**WORK INSTRUCTION:** Your answer should consist of each line below that includes the word "icon".

MATERIAL SUPPLIED: Begin

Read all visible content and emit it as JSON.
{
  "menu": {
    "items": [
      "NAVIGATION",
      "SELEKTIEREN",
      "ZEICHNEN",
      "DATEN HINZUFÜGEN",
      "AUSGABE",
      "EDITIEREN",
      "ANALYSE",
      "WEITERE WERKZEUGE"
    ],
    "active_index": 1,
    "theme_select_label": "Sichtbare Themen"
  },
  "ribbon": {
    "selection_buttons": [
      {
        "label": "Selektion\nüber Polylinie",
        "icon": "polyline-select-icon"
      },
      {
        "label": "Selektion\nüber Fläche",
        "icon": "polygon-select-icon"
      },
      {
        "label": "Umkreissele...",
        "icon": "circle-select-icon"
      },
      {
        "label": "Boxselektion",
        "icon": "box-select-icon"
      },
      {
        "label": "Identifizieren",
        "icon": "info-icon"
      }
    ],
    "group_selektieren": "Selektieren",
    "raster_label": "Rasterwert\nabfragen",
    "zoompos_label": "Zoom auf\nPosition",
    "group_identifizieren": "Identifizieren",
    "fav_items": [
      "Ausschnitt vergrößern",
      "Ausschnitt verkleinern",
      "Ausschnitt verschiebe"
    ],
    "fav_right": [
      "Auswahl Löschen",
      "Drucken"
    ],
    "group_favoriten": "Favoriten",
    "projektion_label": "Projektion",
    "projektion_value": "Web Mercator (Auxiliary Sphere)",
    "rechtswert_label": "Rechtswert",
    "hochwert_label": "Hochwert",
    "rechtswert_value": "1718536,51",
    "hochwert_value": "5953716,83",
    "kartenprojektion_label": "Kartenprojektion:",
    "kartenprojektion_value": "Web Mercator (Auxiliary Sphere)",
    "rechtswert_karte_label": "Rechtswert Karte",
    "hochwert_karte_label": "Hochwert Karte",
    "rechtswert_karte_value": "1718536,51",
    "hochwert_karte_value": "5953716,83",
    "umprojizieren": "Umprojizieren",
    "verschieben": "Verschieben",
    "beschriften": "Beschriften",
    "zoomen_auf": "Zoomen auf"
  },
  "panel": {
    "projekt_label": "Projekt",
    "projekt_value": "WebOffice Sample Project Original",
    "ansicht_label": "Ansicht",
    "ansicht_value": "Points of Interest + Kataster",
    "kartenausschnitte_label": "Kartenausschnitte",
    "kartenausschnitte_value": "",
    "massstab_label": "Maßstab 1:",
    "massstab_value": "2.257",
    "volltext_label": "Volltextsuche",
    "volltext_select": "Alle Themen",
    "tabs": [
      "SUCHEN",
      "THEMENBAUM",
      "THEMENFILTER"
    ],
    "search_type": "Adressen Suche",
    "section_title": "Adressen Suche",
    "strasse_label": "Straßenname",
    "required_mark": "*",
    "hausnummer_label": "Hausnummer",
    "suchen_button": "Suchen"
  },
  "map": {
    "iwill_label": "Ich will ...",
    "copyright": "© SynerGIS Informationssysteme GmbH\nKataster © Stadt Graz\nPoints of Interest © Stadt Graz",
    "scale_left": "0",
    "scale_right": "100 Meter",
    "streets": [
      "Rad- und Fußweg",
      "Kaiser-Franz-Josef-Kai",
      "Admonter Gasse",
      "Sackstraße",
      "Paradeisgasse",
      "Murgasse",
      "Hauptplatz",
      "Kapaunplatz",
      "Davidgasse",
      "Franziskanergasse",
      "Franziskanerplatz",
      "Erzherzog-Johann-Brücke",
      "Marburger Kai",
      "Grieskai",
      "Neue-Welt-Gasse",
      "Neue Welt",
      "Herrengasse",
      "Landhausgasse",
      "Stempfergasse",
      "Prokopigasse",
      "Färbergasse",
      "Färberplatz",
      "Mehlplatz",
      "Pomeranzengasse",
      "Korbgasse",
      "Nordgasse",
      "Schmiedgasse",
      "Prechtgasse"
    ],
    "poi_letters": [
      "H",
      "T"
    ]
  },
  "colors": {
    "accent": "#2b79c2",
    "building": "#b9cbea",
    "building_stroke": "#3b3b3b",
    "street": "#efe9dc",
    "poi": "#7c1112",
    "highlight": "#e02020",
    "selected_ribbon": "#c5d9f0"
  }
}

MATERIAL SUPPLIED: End
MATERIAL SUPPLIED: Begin

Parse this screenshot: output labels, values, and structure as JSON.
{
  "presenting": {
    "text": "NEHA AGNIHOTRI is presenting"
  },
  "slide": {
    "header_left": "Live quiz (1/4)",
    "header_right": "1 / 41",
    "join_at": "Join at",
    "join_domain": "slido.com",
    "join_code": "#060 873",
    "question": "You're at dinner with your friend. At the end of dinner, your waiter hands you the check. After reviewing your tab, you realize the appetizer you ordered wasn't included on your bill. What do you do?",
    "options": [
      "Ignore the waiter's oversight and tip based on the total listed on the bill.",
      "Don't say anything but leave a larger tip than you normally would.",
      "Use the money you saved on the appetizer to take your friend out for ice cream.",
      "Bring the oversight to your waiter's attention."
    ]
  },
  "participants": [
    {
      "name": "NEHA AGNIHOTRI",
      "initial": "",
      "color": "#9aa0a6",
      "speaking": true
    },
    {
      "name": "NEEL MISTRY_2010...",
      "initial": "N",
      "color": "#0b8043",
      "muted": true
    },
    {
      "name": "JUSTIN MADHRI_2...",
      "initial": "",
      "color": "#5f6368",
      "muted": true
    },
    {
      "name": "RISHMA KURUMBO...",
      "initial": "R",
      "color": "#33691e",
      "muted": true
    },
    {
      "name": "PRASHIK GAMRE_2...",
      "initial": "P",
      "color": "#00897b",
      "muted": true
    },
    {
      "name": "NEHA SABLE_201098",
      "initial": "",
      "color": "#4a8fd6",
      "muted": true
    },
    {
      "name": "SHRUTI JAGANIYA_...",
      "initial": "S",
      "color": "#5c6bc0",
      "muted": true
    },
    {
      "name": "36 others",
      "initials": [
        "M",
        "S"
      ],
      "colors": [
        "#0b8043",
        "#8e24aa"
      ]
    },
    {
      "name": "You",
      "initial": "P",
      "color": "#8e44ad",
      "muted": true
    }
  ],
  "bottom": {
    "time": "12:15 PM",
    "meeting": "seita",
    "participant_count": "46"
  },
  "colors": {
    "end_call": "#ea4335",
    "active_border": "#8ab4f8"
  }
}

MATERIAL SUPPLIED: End
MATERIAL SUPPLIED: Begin

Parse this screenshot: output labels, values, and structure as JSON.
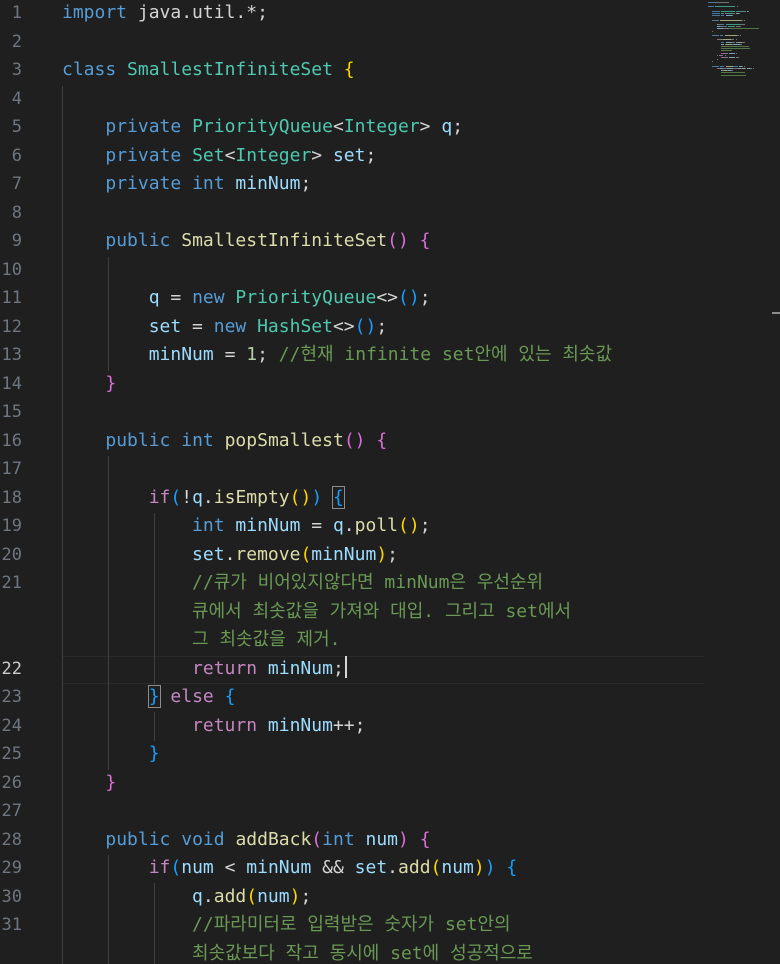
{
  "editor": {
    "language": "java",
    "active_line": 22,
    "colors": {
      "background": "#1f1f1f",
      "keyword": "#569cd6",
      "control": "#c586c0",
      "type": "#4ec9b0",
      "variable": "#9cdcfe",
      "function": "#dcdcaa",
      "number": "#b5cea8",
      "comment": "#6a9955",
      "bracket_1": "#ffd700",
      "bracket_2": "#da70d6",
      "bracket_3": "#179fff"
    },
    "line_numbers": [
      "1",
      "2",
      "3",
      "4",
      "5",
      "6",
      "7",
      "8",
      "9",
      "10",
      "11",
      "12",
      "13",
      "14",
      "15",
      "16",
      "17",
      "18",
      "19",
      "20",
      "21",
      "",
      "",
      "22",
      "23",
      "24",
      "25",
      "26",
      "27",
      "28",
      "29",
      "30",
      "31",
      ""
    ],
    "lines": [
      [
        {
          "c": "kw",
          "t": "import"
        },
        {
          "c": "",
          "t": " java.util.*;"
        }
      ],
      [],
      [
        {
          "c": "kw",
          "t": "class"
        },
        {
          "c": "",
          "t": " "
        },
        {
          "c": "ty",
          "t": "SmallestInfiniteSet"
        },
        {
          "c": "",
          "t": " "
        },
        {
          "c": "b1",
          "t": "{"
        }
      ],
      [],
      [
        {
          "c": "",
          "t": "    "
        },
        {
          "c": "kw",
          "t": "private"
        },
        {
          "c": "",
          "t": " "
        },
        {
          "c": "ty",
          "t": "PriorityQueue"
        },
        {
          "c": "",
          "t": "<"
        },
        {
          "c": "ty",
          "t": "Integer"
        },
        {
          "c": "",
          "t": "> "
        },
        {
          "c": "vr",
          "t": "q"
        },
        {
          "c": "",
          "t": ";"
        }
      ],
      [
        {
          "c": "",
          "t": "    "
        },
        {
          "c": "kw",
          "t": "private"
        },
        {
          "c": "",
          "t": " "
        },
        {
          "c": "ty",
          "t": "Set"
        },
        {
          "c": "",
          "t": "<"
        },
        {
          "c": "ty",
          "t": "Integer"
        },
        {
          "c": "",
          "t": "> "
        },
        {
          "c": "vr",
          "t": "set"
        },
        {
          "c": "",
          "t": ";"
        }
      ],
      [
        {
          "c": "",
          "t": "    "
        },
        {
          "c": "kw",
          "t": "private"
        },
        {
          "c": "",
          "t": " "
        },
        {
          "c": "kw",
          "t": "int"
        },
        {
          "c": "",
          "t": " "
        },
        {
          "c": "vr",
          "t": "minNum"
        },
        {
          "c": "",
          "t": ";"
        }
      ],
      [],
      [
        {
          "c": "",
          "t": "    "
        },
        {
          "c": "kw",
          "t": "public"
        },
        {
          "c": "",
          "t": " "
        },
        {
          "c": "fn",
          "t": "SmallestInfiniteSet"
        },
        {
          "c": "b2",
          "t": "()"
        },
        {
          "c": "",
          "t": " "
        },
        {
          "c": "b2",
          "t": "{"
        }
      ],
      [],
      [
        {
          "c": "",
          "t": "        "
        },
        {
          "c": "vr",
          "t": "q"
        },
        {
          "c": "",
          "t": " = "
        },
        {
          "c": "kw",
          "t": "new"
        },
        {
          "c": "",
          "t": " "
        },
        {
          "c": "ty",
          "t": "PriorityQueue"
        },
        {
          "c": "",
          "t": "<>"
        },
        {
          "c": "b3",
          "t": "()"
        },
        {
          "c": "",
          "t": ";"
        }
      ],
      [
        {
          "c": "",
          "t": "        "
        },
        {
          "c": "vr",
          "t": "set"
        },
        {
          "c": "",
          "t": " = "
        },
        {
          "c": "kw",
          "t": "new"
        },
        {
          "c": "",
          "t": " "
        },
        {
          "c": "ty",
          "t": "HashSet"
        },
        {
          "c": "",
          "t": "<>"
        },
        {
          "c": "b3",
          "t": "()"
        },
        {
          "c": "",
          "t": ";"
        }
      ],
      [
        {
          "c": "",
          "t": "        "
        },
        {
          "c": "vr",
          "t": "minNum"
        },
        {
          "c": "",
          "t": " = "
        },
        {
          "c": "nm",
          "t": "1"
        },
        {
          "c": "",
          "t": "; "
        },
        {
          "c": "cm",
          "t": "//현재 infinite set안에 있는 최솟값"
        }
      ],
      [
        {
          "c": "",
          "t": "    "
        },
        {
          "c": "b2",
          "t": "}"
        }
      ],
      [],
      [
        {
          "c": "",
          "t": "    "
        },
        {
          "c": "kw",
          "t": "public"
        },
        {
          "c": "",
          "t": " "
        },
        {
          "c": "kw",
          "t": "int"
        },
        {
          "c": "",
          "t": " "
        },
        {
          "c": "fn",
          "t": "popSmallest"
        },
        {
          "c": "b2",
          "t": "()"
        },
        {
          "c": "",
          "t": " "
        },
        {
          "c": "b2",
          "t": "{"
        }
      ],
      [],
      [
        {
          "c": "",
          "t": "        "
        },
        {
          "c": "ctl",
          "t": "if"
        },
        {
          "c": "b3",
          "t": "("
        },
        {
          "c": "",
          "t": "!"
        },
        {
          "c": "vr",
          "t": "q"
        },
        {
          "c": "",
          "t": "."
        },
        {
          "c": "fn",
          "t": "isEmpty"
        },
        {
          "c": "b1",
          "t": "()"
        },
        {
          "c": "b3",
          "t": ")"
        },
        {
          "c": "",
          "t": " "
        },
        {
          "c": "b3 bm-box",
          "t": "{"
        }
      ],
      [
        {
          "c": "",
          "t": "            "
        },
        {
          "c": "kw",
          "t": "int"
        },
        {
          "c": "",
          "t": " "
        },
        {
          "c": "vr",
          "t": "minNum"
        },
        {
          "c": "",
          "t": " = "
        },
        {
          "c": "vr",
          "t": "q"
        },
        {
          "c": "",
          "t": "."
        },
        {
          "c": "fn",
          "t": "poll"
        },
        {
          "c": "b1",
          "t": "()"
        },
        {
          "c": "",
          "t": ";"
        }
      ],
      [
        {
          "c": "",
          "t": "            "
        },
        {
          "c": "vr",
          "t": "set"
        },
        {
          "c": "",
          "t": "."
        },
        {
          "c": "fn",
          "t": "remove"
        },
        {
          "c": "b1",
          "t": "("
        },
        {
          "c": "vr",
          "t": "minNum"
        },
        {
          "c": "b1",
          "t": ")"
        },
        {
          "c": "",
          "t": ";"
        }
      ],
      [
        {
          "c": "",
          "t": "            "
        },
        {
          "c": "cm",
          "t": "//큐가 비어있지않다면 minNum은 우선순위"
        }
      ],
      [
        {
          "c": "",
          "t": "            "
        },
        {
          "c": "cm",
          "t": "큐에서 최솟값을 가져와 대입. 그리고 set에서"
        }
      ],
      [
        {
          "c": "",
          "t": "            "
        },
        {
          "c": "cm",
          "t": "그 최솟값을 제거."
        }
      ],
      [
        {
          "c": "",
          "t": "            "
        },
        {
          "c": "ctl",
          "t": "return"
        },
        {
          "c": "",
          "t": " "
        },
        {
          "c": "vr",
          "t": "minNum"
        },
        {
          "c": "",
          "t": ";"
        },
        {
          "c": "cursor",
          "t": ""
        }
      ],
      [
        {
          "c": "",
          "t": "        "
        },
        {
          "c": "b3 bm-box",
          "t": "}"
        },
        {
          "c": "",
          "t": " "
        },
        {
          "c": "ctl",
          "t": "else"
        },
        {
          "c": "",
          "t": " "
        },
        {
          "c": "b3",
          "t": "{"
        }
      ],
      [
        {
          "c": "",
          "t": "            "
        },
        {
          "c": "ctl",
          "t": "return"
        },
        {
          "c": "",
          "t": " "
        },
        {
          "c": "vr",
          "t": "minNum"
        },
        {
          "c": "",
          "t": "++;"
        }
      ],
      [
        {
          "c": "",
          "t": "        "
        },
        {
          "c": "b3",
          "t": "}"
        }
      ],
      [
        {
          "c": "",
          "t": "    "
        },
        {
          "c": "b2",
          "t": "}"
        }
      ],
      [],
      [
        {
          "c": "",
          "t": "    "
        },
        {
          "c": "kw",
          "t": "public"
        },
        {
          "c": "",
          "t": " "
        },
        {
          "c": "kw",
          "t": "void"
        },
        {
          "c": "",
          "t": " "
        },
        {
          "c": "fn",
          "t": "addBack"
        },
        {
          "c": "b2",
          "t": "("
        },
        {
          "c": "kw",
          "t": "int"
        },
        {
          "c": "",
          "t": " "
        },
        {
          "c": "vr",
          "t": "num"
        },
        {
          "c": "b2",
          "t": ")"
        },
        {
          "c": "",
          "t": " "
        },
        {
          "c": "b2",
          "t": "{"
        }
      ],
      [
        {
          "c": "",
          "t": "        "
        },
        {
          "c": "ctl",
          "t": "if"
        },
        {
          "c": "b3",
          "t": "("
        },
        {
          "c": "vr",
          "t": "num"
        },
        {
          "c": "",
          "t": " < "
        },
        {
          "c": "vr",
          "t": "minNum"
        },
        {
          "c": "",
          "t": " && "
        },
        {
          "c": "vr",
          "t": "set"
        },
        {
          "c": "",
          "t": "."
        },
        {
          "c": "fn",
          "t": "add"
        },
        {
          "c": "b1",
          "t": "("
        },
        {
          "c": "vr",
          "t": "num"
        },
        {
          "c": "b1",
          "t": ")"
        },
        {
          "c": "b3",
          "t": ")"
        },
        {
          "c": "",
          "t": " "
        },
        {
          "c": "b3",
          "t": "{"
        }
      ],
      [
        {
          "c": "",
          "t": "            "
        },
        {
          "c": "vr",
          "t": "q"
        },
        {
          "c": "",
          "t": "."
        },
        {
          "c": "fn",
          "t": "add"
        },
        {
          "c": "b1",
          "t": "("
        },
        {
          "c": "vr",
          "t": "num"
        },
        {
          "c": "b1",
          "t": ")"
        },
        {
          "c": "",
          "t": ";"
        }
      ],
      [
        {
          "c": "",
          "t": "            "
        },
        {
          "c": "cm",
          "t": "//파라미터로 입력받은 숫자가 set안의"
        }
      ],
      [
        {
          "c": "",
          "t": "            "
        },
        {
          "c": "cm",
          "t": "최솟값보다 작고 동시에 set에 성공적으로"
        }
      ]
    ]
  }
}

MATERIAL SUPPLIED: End

**ANSWER BELOW:**
        "icon": "polyline-select-icon"
        "icon": "polygon-select-icon"
        "icon": "circle-select-icon"
        "icon": "box-select-icon"
        "icon": "info-icon"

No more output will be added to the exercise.